In the future, aliens arrived, of some sort, and conquered this earth completely and suddenly. Harvesters rolled across the ground, like fax machines that destroy the original copy. Inside the towering home of the senders of these harvesters, children are kept alive and experimented upon by unknown, unknowable masters. It’s a bleak text, indeed, and the close perspective inside the narrator, Lolo, makes it even bleaker. She has been taken apart and put back together so many times she struggles to hold onto her sense of self. Along with her close friend, Gor, she struggles to remember what it is she has lost, even as indifferent alien forces prod and poke and challenge her in ways that make no sense to the victims of these experiments.
She searches for her sister, Tess. The first place she has to search is her own mind. Because to find a sister, first she must remember a sister. Then, she can find her sister in the alien construct that contains them all.
One way of approaching this text is to see it from the side of the “Caretakers” or “Harvesters” or “Voice” that form a kind of symbiotic being that controls and manipulates the children inside the living/pseudo-living structure that imprisons them. To us, who see things from the side of the children, it is a horrifying nightmare of imprisonment and torture. But, to the alien entity that performs this task, it seems to be a form of mercy, but one so alien to our concept of it that we see it as a horror story. The aliens, however, in their worldview, are helping us. They have a reason to be doing what they are doing, even if it is impossible for us to understand it. The text challenges us to think about that encounter with the unknowable, that landscape of consciousness so alien to our own that we cannot even view it as an animal. The presence that permeates the labyrinth and controls the children is a monster because we do not share it’s perspective.

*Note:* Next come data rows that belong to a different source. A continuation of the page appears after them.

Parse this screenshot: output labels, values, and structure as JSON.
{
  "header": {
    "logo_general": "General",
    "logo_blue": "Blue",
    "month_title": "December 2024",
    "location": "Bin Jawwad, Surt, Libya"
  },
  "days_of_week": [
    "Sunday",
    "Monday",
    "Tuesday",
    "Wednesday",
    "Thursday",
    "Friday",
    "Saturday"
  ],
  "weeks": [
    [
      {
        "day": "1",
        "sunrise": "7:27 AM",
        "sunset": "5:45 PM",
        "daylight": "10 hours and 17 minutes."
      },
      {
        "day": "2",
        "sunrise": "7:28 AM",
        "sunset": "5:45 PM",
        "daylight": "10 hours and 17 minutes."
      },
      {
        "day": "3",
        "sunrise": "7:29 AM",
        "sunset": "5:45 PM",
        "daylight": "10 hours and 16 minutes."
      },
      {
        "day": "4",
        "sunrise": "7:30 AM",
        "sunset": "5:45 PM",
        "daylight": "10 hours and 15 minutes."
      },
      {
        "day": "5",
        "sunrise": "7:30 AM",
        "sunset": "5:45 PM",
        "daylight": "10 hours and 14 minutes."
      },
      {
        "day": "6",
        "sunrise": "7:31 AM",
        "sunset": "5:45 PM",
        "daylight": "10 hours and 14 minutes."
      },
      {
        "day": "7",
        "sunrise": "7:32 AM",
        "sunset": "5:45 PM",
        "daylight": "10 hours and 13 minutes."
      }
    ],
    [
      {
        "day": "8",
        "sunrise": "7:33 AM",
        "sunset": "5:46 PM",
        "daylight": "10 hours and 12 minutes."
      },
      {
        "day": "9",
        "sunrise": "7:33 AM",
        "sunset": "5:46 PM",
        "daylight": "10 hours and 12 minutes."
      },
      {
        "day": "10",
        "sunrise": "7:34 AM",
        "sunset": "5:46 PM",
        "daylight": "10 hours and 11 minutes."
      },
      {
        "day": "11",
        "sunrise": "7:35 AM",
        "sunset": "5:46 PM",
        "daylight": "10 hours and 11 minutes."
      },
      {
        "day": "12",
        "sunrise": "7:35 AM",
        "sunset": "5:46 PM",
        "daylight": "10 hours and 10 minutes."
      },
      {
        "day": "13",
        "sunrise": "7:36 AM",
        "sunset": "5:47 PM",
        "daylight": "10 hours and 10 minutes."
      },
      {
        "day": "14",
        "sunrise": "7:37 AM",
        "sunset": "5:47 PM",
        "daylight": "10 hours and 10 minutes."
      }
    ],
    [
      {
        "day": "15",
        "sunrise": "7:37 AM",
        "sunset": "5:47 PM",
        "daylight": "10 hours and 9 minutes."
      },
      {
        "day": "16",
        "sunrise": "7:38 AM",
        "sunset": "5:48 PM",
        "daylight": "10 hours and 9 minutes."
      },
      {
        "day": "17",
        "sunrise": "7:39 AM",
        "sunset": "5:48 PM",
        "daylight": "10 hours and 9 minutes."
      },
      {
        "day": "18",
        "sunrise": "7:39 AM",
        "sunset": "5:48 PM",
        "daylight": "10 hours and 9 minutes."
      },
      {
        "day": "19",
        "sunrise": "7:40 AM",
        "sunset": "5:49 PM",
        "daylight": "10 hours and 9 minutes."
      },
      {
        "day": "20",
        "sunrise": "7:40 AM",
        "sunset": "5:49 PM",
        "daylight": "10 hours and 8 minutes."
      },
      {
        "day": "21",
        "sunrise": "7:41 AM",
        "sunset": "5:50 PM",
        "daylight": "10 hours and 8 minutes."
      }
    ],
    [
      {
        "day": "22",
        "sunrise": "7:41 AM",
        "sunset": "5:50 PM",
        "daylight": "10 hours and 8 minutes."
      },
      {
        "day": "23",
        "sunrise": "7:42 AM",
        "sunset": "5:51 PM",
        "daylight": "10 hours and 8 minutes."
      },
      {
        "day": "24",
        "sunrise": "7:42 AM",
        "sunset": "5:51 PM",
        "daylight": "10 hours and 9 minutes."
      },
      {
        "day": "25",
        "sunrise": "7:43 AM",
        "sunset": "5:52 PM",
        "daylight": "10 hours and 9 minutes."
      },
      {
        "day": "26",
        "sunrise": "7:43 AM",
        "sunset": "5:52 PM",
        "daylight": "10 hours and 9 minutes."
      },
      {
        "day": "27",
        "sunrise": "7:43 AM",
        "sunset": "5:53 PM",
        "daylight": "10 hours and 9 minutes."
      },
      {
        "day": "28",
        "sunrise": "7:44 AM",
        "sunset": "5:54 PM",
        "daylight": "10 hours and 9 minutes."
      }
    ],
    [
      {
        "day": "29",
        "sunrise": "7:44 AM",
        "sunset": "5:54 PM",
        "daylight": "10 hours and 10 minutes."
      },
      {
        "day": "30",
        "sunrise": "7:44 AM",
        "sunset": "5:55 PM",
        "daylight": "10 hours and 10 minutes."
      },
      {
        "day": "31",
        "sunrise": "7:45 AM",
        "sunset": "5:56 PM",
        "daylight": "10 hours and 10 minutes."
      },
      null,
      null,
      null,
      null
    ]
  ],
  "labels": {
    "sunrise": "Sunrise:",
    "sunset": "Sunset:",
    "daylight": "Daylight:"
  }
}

It echoes, as well, rapture narratives, and challenges us to see the motivations of an all-powerful deity from the lens of the monstrous, where ideas about what a god or gods may want or desire from us has very little to do with what we want or desire from them.

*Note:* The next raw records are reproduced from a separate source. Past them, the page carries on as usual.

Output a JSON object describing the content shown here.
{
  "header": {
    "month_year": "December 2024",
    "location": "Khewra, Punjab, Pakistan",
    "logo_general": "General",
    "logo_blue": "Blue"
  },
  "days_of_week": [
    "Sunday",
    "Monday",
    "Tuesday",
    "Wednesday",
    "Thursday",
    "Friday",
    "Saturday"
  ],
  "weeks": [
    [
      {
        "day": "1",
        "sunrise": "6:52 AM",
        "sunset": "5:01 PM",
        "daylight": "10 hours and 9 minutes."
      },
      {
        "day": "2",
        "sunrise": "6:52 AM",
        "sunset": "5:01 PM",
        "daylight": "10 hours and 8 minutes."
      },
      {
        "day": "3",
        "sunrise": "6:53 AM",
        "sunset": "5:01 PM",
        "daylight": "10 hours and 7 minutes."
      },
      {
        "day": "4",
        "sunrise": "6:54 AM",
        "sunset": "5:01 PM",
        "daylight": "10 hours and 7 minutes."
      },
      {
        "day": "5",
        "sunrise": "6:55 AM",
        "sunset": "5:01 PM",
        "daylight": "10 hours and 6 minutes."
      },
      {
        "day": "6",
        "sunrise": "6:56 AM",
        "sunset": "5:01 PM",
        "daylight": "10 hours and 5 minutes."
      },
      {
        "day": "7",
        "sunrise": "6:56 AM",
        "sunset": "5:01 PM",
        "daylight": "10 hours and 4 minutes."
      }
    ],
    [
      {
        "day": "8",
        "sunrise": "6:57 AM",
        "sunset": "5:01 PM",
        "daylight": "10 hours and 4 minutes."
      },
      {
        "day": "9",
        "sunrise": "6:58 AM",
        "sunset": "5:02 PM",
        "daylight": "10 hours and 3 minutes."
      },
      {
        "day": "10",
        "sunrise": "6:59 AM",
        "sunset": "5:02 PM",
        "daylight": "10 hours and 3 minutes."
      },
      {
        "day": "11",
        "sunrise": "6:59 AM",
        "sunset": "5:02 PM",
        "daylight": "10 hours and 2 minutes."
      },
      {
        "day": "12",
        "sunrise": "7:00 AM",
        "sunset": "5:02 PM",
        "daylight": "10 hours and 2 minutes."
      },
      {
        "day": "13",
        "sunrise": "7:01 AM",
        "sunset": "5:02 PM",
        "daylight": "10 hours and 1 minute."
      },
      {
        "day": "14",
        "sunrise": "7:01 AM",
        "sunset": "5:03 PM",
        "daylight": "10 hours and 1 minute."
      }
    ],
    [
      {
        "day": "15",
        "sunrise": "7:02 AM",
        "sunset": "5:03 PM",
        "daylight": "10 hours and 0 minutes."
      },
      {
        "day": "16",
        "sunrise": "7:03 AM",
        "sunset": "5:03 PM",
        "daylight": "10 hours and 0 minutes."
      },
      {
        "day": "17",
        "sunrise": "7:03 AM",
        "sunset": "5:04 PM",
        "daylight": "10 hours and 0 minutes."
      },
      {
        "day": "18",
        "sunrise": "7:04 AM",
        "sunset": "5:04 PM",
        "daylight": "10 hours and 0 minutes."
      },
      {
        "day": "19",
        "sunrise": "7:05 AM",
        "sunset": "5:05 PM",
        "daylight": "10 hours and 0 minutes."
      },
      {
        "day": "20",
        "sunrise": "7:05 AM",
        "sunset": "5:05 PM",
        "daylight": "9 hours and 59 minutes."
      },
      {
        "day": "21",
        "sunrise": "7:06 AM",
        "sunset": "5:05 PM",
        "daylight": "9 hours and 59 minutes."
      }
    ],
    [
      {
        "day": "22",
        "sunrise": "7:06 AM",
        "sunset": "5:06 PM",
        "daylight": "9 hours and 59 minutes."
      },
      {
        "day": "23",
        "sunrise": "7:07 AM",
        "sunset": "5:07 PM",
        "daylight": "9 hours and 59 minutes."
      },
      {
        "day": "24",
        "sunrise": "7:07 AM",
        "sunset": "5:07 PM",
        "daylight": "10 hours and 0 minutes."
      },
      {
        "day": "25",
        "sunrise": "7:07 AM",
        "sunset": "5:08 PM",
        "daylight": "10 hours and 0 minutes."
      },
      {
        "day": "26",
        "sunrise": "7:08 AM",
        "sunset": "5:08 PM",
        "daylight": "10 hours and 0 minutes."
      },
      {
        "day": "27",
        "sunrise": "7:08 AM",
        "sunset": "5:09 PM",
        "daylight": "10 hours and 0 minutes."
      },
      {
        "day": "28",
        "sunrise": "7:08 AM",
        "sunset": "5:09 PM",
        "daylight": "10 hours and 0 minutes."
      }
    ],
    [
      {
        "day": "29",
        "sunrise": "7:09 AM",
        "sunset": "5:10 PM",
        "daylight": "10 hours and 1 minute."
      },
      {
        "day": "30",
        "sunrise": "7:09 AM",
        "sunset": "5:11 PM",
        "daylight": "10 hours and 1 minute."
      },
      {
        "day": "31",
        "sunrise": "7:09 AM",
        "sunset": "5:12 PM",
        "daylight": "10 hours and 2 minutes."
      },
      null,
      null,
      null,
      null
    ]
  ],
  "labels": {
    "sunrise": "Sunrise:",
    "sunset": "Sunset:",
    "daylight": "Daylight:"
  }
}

I recommend this book highly to fans of New Weird Fiction, particularly readers of Michael Cisco, who will find familiar themes of language confusion and the grotesque.